Board member Joerg Asmussen announced to a German business daily that the European Central bank (ECB) intends to back up the euro zone’s firewall by fusing whatever is left of its temporary bailout facility with its permanent fund. Eurogroup President Jean-Claude Juncker raised the suggestion of having the euro bloc to add up the remaining deposits in the European Financial Stability Facility with the 500 billion euros ($658.15 billion) that is purportedly intended for the European Stability Mechanism to form a super-fund. “In this way, we could reach 750 billion euros,” Asmussen told the Financial Times Deutschland, emphasizing the ECB’s motive in providing support.

However, other countries involved in the crisis reported that Germany – Europe’s largest economy and main paymaster – would only go to that extent provided that the bloc’s firewall is indeed in serious peril. At the same time, euro zone finance ministers have united to the idea of revaluating the sufficiency of the euro bloc’s bailout funds in March. Reiterating the pessimism of Mexico’s Finance Minister Jose Antonio Meade, Asmussen said that there might be the probability of having the Group of 20 finance ministers in coming up with the decision to supercharge International Monetary fund resources in Mexico City later this month. “Many non-European G20 states expect the Europeans to first build their own firewall and raise it, rather than other funds flowing into it again from outside Europe,” Asmussen said. He also added: “Maybe we can decide on additional IMF funds at the IMF spring meeting in April.”

The United States and Canada have given their stand regarding to committing extra funding to the IMF only if Europe has already taken the initiative to do more, starting with the announcing of new blueprints to take on the current crisis. It has been estimated that a funding of $600 billion is needed to impede the fallout from the crisis. Asmussen lashed out on growing economies for hoarding foreign reserves. He also added that the world is now heading to a multi-polar currency system, with the US dollar remaining the main player to majority of transactions, followed by the euro and sometime in 2030, the Chinese currency.
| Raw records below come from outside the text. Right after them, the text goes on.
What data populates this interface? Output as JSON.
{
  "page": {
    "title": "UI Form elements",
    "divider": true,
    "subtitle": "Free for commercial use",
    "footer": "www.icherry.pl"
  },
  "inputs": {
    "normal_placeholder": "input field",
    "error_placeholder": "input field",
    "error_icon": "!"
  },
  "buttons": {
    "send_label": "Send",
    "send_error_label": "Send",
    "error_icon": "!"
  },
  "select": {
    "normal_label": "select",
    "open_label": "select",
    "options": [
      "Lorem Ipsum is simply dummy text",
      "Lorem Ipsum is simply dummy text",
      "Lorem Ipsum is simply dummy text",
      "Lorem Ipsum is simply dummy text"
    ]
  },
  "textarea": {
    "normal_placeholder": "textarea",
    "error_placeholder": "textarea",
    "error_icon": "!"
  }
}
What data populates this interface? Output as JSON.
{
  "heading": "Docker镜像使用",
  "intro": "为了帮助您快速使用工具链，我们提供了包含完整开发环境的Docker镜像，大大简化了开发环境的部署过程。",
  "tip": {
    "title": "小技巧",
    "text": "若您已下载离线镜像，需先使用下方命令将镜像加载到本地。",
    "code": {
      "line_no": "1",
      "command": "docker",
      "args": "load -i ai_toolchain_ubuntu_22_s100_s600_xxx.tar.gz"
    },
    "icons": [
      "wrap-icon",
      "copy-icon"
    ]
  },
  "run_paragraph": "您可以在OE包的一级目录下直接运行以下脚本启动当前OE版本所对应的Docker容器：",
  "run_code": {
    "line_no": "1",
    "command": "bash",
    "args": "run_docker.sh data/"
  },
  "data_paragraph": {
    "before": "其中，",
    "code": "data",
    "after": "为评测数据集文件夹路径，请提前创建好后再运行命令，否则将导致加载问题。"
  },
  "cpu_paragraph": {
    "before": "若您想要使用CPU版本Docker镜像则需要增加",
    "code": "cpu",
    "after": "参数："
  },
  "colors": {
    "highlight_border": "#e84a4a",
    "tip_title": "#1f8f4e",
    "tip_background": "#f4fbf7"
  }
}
But Asmussen was quick to add that the Chinese Yuan could only be of greater significance in the international market if only the country made its currency to be more flexible. “This would require a reform of the Chinese banking sector and financial system,” he said. China has long been urged to allow its currency to float on the foreign exchange markets since this has been viewed to give it a raw edge in boosting exports.